(TRENTON) – An Assembly panel approved Monday legislation sponsored by Assemblyman Tim Eustace (D-Bergen, Passaic) to prevent bird collisions into the windows and structure at the Hackensack Meadowlands.
According to the U.S. Fish and Wildlife Service, collision with building glass is estimated to be the second greatest source of direct mortality of birds, with over 300 million birds killed each year. Birds crash into buildings at alarming rates because they cannot see clear or reflective glass and mistake it for clear air space. It is possible for glass buildings to be “bird friendly” by using glass that is opaque or that contains patterns or films that are opaque on one side and mostly clear on the other, or by incorporating special lighting systems.
“Recognizing that the Hackensack Meadowlands is a birding hotspot, where more than 285 species have been seen, including 34 species that are listed as threatened, endangered, or species of special concern, this bill encourages Hackensack Meadowlands to use “bird friendly” glass or other construction and design techniques to reduce the number of bird collisions occurring in that area,” said Eustace. “Using reflective or opaque or patterned glass will help to lessen the confusion for birds flying around the Meadowlands.
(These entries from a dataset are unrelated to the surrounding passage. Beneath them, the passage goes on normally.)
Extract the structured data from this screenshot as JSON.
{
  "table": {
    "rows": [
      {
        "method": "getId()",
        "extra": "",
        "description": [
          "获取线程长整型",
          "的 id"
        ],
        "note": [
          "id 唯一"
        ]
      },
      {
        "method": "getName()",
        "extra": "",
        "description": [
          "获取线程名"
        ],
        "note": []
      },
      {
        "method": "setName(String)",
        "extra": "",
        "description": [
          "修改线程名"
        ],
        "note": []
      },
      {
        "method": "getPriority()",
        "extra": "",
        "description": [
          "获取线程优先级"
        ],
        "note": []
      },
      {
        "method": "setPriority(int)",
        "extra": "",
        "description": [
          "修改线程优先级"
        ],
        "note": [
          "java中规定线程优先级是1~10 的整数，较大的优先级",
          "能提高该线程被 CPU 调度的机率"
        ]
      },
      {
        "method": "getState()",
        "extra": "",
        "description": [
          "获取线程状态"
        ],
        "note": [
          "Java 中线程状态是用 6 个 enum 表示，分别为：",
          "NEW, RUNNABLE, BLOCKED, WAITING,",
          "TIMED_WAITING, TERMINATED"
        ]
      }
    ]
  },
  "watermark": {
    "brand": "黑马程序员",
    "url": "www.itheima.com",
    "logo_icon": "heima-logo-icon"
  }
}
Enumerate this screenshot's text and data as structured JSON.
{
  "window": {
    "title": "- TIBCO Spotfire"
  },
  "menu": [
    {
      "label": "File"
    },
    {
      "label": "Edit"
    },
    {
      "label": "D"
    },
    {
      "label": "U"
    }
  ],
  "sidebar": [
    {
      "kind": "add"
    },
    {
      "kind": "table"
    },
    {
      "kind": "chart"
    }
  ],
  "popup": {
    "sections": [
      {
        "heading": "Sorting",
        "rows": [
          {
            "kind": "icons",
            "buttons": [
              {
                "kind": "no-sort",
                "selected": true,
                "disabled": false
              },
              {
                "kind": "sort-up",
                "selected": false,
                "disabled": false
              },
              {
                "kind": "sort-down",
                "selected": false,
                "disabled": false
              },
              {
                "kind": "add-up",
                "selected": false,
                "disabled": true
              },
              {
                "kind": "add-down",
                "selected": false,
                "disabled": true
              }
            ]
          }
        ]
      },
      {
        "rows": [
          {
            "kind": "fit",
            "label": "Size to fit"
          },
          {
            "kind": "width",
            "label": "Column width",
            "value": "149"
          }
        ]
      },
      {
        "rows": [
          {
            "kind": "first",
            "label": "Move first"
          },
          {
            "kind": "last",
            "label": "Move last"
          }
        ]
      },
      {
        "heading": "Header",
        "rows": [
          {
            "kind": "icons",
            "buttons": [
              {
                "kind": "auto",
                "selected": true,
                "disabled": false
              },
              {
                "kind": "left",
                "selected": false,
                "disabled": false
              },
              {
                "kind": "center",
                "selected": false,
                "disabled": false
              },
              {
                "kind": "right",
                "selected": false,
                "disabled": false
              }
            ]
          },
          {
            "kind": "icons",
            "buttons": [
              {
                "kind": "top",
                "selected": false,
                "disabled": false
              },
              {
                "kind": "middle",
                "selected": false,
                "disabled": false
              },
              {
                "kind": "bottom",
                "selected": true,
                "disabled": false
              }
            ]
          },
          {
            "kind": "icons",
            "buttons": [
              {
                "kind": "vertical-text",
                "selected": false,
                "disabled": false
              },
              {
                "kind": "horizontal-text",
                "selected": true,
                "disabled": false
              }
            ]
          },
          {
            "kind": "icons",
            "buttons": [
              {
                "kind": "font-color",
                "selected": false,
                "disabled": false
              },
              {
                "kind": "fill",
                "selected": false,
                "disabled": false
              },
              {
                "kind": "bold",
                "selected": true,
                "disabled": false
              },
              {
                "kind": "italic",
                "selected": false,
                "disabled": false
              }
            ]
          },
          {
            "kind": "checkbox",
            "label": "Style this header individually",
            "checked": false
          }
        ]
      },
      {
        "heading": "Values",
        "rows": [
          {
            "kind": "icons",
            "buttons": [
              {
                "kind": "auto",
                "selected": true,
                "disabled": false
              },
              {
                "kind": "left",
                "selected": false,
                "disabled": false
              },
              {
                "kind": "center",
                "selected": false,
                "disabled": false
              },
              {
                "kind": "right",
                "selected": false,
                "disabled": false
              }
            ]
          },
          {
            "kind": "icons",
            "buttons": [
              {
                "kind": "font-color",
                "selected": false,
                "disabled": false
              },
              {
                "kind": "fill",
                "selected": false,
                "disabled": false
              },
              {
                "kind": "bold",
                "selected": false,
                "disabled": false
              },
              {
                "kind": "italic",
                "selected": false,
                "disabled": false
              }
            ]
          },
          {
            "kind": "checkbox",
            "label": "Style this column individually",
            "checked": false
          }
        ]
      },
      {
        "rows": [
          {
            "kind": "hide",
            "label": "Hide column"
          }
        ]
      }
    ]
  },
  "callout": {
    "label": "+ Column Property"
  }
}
It just makes sense to consider the design’s impact on the surrounding environment before construction of new buildings.”
The bill (A-4795) would require buildings or structures constructed or reconstructed in the Hackensack Meadowlands to use “bird friendly” glass or other construction and design techniques to reduce bird collisions. This requirement would not apply to the construction or reconstruction of (1) a single family home, town home, or row home, or (2) any apartment building, condominium building, or multi-family home of three stories or less.
The bill would also provide that the New Jersey Sports and Exposition Authority, may adopt codes and standards concerning building construction and design techniques that reduce bird collisions with building glass. The codes and standards would be based upon the best practices for reducing bird collisions with buildings and building glass developed by the Division of Migratory Bird Management in the United States Fish and Wildlife Service (USFWS), and the “Reducing Bird Collisions” program developed as part of the Leadership in Energy and Environmental Design (LEED) Green Building Rating System, adopted by the United States Green Building Council.
The bill would take effect immediately upon enactment.
It was approved by the Assembly Environment and Solid Waste Committee and will now go to the Assembly Speaker for further consideration.